Molly began these years on radio as the host of the Maxwell House Coffee Program on WHN, before returning to Broadway to appear again with Sophie Tucker. In 1936, Molly and Yonkel returned to Poland so Molly could star in Yidl Mitn Fidl, one of the most successful Yiddish talkies. The film featured Molly as a fiddle-playing girl who dresses like a boy in order to continue playing with her impoverished father’s band. Before returning home to New York, Molly played a concert in Warsaw, where Yonkel's mother was in the audience.
"The wedding scene in Yiddel took over thirty consecutive hours to film. The food had to be truly kosher, because we hired the Orthodox Jewish men, women and children of Kazimierz to be the guests. As we filmed, they ate, and for the successive shots of the table, the food had to be replenished, over and over again.

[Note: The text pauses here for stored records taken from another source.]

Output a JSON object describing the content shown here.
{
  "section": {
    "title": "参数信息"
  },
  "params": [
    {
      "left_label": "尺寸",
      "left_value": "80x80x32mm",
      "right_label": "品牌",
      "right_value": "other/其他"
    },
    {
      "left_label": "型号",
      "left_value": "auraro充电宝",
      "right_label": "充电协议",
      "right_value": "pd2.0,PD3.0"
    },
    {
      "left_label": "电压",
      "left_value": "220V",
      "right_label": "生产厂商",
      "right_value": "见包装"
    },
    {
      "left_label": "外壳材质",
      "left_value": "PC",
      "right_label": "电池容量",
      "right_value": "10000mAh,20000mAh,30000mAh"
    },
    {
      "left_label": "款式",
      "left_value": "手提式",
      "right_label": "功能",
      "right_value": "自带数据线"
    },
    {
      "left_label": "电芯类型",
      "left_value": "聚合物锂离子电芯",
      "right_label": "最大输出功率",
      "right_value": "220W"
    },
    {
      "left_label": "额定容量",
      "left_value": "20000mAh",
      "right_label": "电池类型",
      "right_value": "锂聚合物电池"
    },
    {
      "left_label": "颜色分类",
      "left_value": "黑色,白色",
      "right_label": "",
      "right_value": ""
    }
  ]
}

Our poverty-stricken guests couldn’t figure out what was happening. They thought they had been invited to a real wedding."
After a brief spell at home when Molly opened two new shows, Molly and Yonkel returned to Poland so she could star in another film, Mamele. It was to be the last Yiddish film made in Poland before the Nazi onslaught. Molly played a girl whose mother dies and leaves her to care for an unpredictable family living in the shtetl. As the film wrapped, Molly felt the increasing pressure of anti-Semitism, and cut a scheduled tour short to return to America.
Molly performing on radio, on the Maxwell House Coffee Program, 1938